* * *

My next social stop is the Monday Movies Club. There’s no fee, only the cost of the movie ($4.25 for a first-run flick), pre-movie dinner and coffee afterward. The dinner is at 5:15pm at Hothouse Café. There’s no need to fight for elbow room. When I arrive for dinner, there’s only one person, Bruce. He’s the organizer, a man who I’ve never met before and with whom I’d now be dining with, apparently, alone. It’s how blind dates start, and Bruce, perhaps sensing this, assures me that last week a lot more people showed up. A woman soon joins us, and it’s three’s company, a pleasant dinner that couldn’t have been any more platonic were I eating with my parents.

After dinner, we hoof it to the movie house where we are joined by more participants. Dinner is optional: most come for the discounted movie, which is nothing to be ashamed of. Cue the brief intros, and then we find ourselves a seat. Hardly social, but there’s plenty of time for chatting
later, if you must, when we shuffle back to the Hothouse for coffee. It’s only after having spent 90 minutes sitting in a dark theatre staring at a movie screen that I realize that I have almost nothing in common with these people – except that I spent the last 90 minutes sitting in a dark theatre staring at a movie screen. Thus it was the 10 of us spent half the time discussing the club’s attendance record, the club’s past movies and the club’s new e-mail bulletin format. Intermittent bouts of uncomfortable silence were spent staring collectively at the bottom of our mugs, nursing our hot beverages only slow enough not to scald our tongues before we could declare ourselves finished and say our good nights – at least until the next week.

It was a table that desperately needed an icebreaker. Acronym cards would have been a blessing. Still, people seem genuinely happy to see you, an outsider, and with people like that, who needs clever conversation? Verdict: it’s been around for a year, and the host is organized to a tee. Worth it.

* * *

My last event was suppose to be with the Alligaytor Club, a new dinner social group claiming to “introduce you to new friends we think would be compatible.” But you’d be lucky if the club introduced you to anyone at all. I registered on-line twice for two different dinners but both times, my registration – but not my $15 registration fee – was ignored. It turns out both events were cancelled because too few people signed up. The problem was
nobody told me it was cancelled until days after the events were supposed to have taken place. I was, in effect, stood up twice.

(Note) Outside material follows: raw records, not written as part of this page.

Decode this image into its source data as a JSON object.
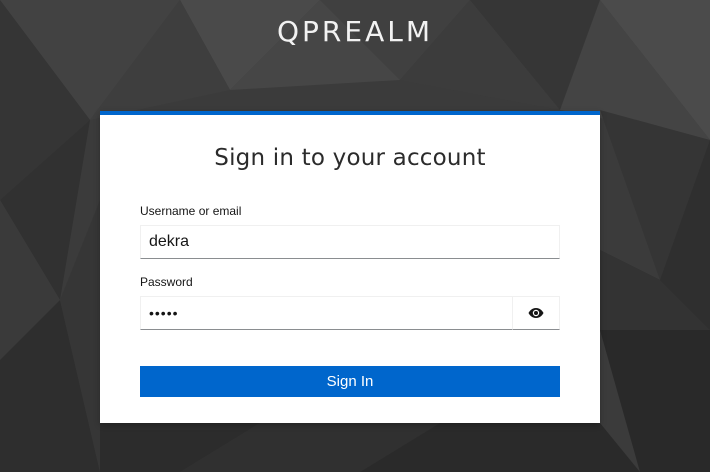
{
  "realm": {
    "title": "QPREALM"
  },
  "login": {
    "heading": "Sign in to your account",
    "username": {
      "label": "Username or email",
      "value": "dekra"
    },
    "password": {
      "label": "Password",
      "value": "•••••"
    },
    "toggle_icon": "eye-icon",
    "sign_in_label": "Sign In"
  },
  "colors": {
    "accent": "#0066cc",
    "background_dark": "#3a3a3a",
    "card": "#ffffff"
  }
}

Alligaytor is supposed to work like this: you provide brief personal info about yourself and the club seats you at a table with like-minded people in your age category. Men with men, women with women. The $15 fee, mind you, covers only the privilege of ordering from the menu, plus a free drink. Food is extra. Once you register, the club e-mails the location. Or it’s supposed to. To the club’s credit, the organizer who called me was very apologetic, explaining that the concept of Alligaytor is “a difficult pitch to the gay and lesbian community.” The exorbitant cover charge, apparently, has nothing to do with it. He thanked me for my interest, promised I’d get a refund and
told me to keep an eye on the website for future dinners.

I do just that, signing up again the following week. My registration fee is taken, I’m promised to be notified the details, but I don’t hear back from them until three days after the dinner was supposed to have taken place. Verdict: you pay your money and you takes your chances.

Apart from a few minor quirks and growing pains, these clubs do beat the bars’ stand and model crowd. It’s a matter of choosing the best club. Or not. Either the social animal in you is ready to burst onto a new scene, or
you’ve got just enough energy at the end of a long day to crawl onto your couch and have a heart-to-heart with kitty.